Task material START
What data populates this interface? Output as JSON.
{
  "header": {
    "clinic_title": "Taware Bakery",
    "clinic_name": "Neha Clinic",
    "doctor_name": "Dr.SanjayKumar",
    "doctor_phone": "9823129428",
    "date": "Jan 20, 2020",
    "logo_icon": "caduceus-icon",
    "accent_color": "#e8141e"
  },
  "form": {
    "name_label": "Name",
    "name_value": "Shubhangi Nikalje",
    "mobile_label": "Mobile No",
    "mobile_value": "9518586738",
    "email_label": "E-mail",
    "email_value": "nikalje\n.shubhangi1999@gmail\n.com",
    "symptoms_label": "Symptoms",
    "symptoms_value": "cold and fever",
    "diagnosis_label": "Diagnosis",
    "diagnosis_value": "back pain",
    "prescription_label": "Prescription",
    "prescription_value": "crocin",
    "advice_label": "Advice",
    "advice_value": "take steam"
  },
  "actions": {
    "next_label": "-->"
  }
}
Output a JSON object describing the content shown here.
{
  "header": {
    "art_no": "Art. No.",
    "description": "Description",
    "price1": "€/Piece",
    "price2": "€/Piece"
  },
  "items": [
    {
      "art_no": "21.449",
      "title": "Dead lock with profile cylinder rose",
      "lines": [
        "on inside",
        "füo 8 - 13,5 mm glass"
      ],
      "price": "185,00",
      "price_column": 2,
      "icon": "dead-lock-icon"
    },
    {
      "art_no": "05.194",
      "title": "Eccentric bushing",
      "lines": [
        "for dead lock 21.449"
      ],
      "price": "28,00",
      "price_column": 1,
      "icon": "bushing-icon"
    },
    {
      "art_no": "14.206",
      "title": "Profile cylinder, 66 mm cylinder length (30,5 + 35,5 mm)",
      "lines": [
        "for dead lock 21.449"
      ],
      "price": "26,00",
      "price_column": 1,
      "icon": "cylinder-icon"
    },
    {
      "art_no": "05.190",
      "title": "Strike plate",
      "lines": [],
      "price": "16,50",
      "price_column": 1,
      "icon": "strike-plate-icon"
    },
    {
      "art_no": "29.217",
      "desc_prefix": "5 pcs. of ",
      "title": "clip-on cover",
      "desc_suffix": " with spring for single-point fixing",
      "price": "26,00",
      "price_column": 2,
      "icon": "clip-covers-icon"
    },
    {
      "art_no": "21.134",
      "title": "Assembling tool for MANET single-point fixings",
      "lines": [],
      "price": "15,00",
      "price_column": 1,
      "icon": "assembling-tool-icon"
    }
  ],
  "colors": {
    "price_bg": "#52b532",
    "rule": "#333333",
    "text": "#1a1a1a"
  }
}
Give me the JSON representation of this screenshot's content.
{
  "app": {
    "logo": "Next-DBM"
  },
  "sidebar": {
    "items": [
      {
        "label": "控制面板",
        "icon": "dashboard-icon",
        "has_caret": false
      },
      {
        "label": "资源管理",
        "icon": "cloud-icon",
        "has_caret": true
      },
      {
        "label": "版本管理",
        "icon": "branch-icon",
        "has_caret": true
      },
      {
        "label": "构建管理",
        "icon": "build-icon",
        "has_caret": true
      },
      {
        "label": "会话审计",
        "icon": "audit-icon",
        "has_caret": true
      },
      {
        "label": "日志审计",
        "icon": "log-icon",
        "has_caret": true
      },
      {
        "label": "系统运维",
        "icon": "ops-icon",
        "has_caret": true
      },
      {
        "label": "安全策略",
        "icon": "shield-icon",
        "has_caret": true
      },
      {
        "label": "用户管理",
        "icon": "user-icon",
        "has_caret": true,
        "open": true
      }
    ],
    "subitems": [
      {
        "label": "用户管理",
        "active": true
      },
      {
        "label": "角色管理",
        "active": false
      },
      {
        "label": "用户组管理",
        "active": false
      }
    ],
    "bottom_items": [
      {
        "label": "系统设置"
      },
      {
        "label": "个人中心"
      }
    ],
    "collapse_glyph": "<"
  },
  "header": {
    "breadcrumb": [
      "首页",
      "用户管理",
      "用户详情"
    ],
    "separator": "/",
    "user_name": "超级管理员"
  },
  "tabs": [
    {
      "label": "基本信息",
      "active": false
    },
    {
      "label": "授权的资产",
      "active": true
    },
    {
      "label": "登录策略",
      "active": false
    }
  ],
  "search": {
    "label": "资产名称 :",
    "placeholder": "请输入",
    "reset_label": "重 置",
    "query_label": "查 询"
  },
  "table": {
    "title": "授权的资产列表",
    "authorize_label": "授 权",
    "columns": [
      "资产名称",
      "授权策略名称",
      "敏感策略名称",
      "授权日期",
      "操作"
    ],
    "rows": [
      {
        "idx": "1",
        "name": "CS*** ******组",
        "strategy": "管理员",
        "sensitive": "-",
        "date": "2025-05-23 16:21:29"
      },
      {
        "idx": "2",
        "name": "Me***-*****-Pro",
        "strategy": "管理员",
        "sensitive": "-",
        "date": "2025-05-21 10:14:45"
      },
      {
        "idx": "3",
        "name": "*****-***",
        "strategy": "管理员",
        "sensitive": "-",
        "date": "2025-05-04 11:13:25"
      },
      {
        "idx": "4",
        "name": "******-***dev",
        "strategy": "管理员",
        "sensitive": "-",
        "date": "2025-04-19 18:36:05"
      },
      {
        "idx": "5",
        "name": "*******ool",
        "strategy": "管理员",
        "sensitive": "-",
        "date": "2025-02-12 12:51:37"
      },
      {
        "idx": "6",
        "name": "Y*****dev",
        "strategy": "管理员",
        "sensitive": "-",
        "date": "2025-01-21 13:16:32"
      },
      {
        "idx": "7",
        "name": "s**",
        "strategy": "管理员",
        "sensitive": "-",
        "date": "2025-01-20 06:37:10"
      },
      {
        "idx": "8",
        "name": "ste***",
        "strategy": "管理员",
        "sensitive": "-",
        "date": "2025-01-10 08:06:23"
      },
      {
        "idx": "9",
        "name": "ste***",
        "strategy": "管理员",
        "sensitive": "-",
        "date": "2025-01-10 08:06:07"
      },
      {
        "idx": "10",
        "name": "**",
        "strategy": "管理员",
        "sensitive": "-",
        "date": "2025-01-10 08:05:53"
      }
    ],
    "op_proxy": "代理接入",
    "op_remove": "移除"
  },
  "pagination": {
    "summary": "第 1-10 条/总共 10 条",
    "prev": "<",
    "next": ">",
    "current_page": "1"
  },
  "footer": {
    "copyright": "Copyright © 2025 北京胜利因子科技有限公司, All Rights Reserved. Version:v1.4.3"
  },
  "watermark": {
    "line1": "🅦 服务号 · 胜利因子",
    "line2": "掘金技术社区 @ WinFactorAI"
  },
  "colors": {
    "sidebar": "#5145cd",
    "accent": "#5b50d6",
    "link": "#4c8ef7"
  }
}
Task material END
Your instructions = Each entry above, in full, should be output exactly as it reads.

Written answer =
What data populates this interface? Output as JSON.
{
  "header": {
    "clinic_title": "Taware Bakery",
    "clinic_name": "Neha Clinic",
    "doctor_name": "Dr.SanjayKumar",
    "doctor_phone": "9823129428",
    "date": "Jan 20, 2020",
    "logo_icon": "caduceus-icon",
    "accent_color": "#e8141e"
  },
  "form": {
    "name_label": "Name",
    "name_value": "Shubhangi Nikalje",
    "mobile_label": "Mobile No",
    "mobile_value": "9518586738",
    "email_label": "E-mail",
    "email_value": "nikalje\n.shubhangi1999@gmail\n.com",
    "symptoms_label": "Symptoms",
    "symptoms_value": "cold and fever",
    "diagnosis_label": "Diagnosis",
    "diagnosis_value": "back pain",
    "prescription_label": "Prescription",
    "prescription_value": "crocin",
    "advice_label": "Advice",
    "advice_value": "take steam"
  },
  "actions": {
    "next_label": "-->"
  }
}
Output a JSON object describing the content shown here.
{
  "header": {
    "art_no": "Art. No.",
    "description": "Description",
    "price1": "€/Piece",
    "price2": "€/Piece"
  },
  "items": [
    {
      "art_no": "21.449",
      "title": "Dead lock with profile cylinder rose",
      "lines": [
        "on inside",
        "füo 8 - 13,5 mm glass"
      ],
      "price": "185,00",
      "price_column": 2,
      "icon": "dead-lock-icon"
    },
    {
      "art_no": "05.194",
      "title": "Eccentric bushing",
      "lines": [
        "for dead lock 21.449"
      ],
      "price": "28,00",
      "price_column": 1,
      "icon": "bushing-icon"
    },
    {
      "art_no": "14.206",
      "title": "Profile cylinder, 66 mm cylinder length (30,5 + 35,5 mm)",
      "lines": [
        "for dead lock 21.449"
      ],
      "price": "26,00",
      "price_column": 1,
      "icon": "cylinder-icon"
    },
    {
      "art_no": "05.190",
      "title": "Strike plate",
      "lines": [],
      "price": "16,50",
      "price_column": 1,
      "icon": "strike-plate-icon"
    },
    {
      "art_no": "29.217",
      "desc_prefix": "5 pcs. of ",
      "title": "clip-on cover",
      "desc_suffix": " with spring for single-point fixing",
      "price": "26,00",
      "price_column": 2,
      "icon": "clip-covers-icon"
    },
    {
      "art_no": "21.134",
      "title": "Assembling tool for MANET single-point fixings",
      "lines": [],
      "price": "15,00",
      "price_column": 1,
      "icon": "assembling-tool-icon"
    }
  ],
  "colors": {
    "price_bg": "#52b532",
    "rule": "#333333",
    "text": "#1a1a1a"
  }
}
Give me the JSON representation of this screenshot's content.
{
  "app": {
    "logo": "Next-DBM"
  },
  "sidebar": {
    "items": [
      {
        "label": "控制面板",
        "icon": "dashboard-icon",
        "has_caret": false
      },
      {
        "label": "资源管理",
        "icon": "cloud-icon",
        "has_caret": true
      },
      {
        "label": "版本管理",
        "icon": "branch-icon",
        "has_caret": true
      },
      {
        "label": "构建管理",
        "icon": "build-icon",
        "has_caret": true
      },
      {
        "label": "会话审计",
        "icon": "audit-icon",
        "has_caret": true
      },
      {
        "label": "日志审计",
        "icon": "log-icon",
        "has_caret": true
      },
      {
        "label": "系统运维",
        "icon": "ops-icon",
        "has_caret": true
      },
      {
        "label": "安全策略",
        "icon": "shield-icon",
        "has_caret": true
      },
      {
        "label": "用户管理",
        "icon": "user-icon",
        "has_caret": true,
        "open": true
      }
    ],
    "subitems": [
      {
        "label": "用户管理",
        "active": true
      },
      {
        "label": "角色管理",
        "active": false
      },
      {
        "label": "用户组管理",
        "active": false
      }
    ],
    "bottom_items": [
      {
        "label": "系统设置"
      },
      {
        "label": "个人中心"
      }
    ],
    "collapse_glyph": "<"
  },
  "header": {
    "breadcrumb": [
      "首页",
      "用户管理",
      "用户详情"
    ],
    "separator": "/",
    "user_name": "超级管理员"
  },
  "tabs": [
    {
      "label": "基本信息",
      "active": false
    },
    {
      "label": "授权的资产",
      "active": true
    },
    {
      "label": "登录策略",
      "active": false
    }
  ],
  "search": {
    "label": "资产名称 :",
    "placeholder": "请输入",
    "reset_label": "重 置",
    "query_label": "查 询"
  },
  "table": {
    "title": "授权的资产列表",
    "authorize_label": "授 权",
    "columns": [
      "资产名称",
      "授权策略名称",
      "敏感策略名称",
      "授权日期",
      "操作"
    ],
    "rows": [
      {
        "idx": "1",
        "name": "CS*** ******组",
        "strategy": "管理员",
        "sensitive": "-",
        "date": "2025-05-23 16:21:29"
      },
      {
        "idx": "2",
        "name": "Me***-*****-Pro",
        "strategy": "管理员",
        "sensitive": "-",
        "date": "2025-05-21 10:14:45"
      },
      {
        "idx": "3",
        "name": "*****-***",
        "strategy": "管理员",
        "sensitive": "-",
        "date": "2025-05-04 11:13:25"
      },
      {
        "idx": "4",
        "name": "******-***dev",
        "strategy": "管理员",
        "sensitive": "-",
        "date": "2025-04-19 18:36:05"
      },
      {
        "idx": "5",
        "name": "*******ool",
        "strategy": "管理员",
        "sensitive": "-",
        "date": "2025-02-12 12:51:37"
      },
      {
        "idx": "6",
        "name": "Y*****dev",
        "strategy": "管理员",
        "sensitive": "-",
        "date": "2025-01-21 13:16:32"
      },
      {
        "idx": "7",
        "name": "s**",
        "strategy": "管理员",
        "sensitive": "-",
        "date": "2025-01-20 06:37:10"
      },
      {
        "idx": "8",
        "name": "ste***",
        "strategy": "管理员",
        "sensitive": "-",
        "date": "2025-01-10 08:06:23"
      },
      {
        "idx": "9",
        "name": "ste***",
        "strategy": "管理员",
        "sensitive": "-",
        "date": "2025-01-10 08:06:07"
      },
      {
        "idx": "10",
        "name": "**",
        "strategy": "管理员",
        "sensitive": "-",
        "date": "2025-01-10 08:05:53"
      }
    ],
    "op_proxy": "代理接入",
    "op_remove": "移除"
  },
  "pagination": {
    "summary": "第 1-10 条/总共 10 条",
    "prev": "<",
    "next": ">",
    "current_page": "1"
  },
  "footer": {
    "copyright": "Copyright © 2025 北京胜利因子科技有限公司, All Rights Reserved. Version:v1.4.3"
  },
  "watermark": {
    "line1": "🅦 服务号 · 胜利因子",
    "line2": "掘金技术社区 @ WinFactorAI"
  },
  "colors": {
    "sidebar": "#5145cd",
    "accent": "#5b50d6",
    "link": "#4c8ef7"
  }
}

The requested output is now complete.